A recent study found regular coffee drinkers, even up to five cups a day, have lower chances of dying early due to diseases. Harvard researchers found regular coffee intake lowers death risks from heart diseases, type 2 diabetes, neurological disease as well as suicide in a span of 30 years.
The study's key takeaway is that regular coffee consumption can be made healthy and be part of a healthy diet. Study authors expressed that coffee drinkers should continue to enjoy drinking coffee. But people who do not like coffee shouldn't force themselves to take it just for the health benefits.
How To Make Coffee Healthy
There are many ways to drink coffee. Visit any coffee shop and the coffee styles alone will make one's head spin. Not to mention the many caffeinated drinks and frappes guaranteed to turn around a dull day. However, just because it has caffeine in it, doesn't mean it is healthy. Here are some tips on how to make a cup of Joe packed with health benefits without the guilt.
Save A Latte For Later
It's the holidays and every Starbucks lover knows it's the season for a Peppermint Mocha. But keep in mind, one Grande-sized (16 ounces) Peppermint Mocha with 2 percent milk comes with 175 mg caffeine, 54 grams (1.9 ounces) of sugar, 15 grams (0.53 ounces) of total fat, all for a whopping 440 calories. The total calorie content is almost equivalent to a meal that includes a 4-ounce grilled chicken with half cup of cooked brown rice, one-and-a-half cup of sautéed vegetables and one-fourth cup of red Thai sauce.
In the spirit of the season, do indulge in your favorite frappe drinks, but be mindful of the added sugars that raise calories to skyrocketing amounts. Coffee companies like Starbucks, Coffee Bean & Tea Leaf and Tim Horton's have nutrition guides so you can see clearly what you're sipping.
Mind The Sugar
A Grande-sized (16 ounces) Café Americano comes with 225 mg caffeine, zero grams of sugar, zero grams of total fat, all for a total of 15 calories. While there are people who like to take their coffee black, some people pile on the sugar and milk. One teaspoon of sugar has 16 calories and most people aren't content with just one. Two tablespoons of half and half come with 40 additional calories and many people even pour in half a cup.
Stevia is a good, no-calorie alternative to refined sugar. The purified stevia extract is up to 300 times sweeter than ordinary sugar, enabling people use very little to sweeten a cup of coffee.
Spice Up Your Cup

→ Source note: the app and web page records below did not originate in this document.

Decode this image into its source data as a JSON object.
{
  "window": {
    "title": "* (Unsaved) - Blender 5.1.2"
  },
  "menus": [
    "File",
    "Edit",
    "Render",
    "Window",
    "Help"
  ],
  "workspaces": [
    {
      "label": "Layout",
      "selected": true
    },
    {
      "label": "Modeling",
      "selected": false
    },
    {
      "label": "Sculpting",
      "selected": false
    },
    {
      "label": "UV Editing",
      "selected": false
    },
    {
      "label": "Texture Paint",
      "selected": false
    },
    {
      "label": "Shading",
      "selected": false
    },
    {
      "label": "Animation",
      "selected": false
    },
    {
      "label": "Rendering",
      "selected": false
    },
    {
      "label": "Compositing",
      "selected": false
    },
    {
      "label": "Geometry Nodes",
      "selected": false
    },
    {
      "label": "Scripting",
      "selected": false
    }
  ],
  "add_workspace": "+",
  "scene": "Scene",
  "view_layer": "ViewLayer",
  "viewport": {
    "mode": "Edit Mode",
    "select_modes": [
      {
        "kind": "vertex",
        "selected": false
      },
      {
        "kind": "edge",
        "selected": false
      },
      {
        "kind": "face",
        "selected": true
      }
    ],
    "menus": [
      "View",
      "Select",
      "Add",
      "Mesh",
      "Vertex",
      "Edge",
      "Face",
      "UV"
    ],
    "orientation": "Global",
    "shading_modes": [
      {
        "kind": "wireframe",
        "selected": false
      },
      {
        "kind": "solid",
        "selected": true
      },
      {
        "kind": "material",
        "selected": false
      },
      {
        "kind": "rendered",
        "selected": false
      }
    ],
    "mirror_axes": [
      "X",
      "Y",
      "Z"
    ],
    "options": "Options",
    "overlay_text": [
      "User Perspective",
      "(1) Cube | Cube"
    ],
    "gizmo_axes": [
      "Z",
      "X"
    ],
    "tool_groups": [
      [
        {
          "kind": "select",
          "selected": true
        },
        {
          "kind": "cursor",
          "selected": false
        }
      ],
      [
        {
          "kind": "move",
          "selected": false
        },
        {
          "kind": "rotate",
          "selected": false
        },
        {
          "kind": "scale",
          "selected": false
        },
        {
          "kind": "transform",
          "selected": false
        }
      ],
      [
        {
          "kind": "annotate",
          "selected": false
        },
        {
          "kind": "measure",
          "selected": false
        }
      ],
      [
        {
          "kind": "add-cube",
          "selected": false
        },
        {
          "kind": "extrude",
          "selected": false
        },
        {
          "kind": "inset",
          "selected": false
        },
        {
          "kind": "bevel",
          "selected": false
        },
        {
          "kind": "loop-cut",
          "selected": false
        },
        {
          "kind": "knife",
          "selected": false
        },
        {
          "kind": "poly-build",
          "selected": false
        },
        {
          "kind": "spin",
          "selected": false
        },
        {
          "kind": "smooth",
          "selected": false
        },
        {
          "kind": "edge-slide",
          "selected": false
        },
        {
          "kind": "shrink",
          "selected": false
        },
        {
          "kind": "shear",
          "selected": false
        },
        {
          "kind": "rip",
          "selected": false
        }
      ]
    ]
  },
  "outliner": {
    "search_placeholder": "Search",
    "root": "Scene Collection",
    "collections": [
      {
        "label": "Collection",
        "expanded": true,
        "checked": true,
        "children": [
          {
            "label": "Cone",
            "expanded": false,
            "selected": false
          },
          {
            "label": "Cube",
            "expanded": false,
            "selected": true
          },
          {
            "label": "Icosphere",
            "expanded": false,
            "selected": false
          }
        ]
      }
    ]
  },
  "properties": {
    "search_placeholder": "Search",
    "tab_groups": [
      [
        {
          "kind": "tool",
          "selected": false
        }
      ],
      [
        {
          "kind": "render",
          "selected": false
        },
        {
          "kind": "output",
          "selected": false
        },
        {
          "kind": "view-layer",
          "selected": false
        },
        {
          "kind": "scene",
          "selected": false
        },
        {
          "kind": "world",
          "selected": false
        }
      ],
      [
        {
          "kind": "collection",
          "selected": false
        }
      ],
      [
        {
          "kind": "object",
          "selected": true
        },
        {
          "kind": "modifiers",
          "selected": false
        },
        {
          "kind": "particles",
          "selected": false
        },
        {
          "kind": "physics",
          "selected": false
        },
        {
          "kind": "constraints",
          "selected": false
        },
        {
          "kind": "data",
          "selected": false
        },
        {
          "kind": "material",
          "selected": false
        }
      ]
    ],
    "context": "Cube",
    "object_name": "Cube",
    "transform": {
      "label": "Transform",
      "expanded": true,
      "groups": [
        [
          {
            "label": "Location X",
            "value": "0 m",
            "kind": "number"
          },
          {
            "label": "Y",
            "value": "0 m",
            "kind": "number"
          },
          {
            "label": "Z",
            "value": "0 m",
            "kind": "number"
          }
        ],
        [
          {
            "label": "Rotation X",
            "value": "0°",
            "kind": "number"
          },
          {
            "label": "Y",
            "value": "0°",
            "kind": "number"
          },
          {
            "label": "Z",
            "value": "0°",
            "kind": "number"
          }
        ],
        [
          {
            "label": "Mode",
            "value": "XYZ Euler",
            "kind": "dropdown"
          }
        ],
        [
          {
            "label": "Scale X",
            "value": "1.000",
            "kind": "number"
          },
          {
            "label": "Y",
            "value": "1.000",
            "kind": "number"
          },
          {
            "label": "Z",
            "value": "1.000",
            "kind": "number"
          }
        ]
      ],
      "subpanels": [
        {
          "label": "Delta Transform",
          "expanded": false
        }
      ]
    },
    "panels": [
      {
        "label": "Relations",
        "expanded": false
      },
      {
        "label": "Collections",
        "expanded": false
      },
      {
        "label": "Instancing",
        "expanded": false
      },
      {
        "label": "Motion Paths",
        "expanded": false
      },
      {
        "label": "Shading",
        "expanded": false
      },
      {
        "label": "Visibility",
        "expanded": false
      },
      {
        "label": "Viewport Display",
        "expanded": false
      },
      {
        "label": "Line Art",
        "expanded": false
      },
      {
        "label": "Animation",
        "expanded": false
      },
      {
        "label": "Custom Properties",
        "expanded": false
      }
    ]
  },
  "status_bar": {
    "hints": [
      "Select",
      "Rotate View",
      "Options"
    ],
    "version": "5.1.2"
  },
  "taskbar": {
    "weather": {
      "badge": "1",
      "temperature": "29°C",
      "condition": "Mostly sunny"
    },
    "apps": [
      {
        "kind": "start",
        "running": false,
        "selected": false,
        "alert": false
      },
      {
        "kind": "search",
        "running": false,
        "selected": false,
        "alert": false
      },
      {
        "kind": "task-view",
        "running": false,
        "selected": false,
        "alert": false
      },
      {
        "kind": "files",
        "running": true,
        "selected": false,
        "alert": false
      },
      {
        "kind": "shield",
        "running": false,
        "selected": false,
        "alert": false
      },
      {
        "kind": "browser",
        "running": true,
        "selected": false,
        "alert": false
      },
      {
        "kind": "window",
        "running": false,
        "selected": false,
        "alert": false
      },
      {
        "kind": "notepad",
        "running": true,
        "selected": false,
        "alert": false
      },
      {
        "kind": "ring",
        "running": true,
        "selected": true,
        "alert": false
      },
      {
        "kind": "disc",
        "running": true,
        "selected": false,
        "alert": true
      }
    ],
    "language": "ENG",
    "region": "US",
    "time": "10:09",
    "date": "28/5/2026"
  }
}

Coffee purists take their coffee black – no sugar, no cream. But if you do like additional taste dimensions in your cup, try sprinkling a bit of iron-rich cinnamon, which helps in stabilizing blood sugar and lowering bad cholesterol levels. Ground nutmeg is good for the digestive system, while cardamom has anti-carcinogenic and anti-depressant qualities. A fan favorite addition to coffee is unsweetened cocoa powder, one teaspoon of it is packed with up to 9 percent of the recommended daily consumption of zinc, magnesium, iron and manganese.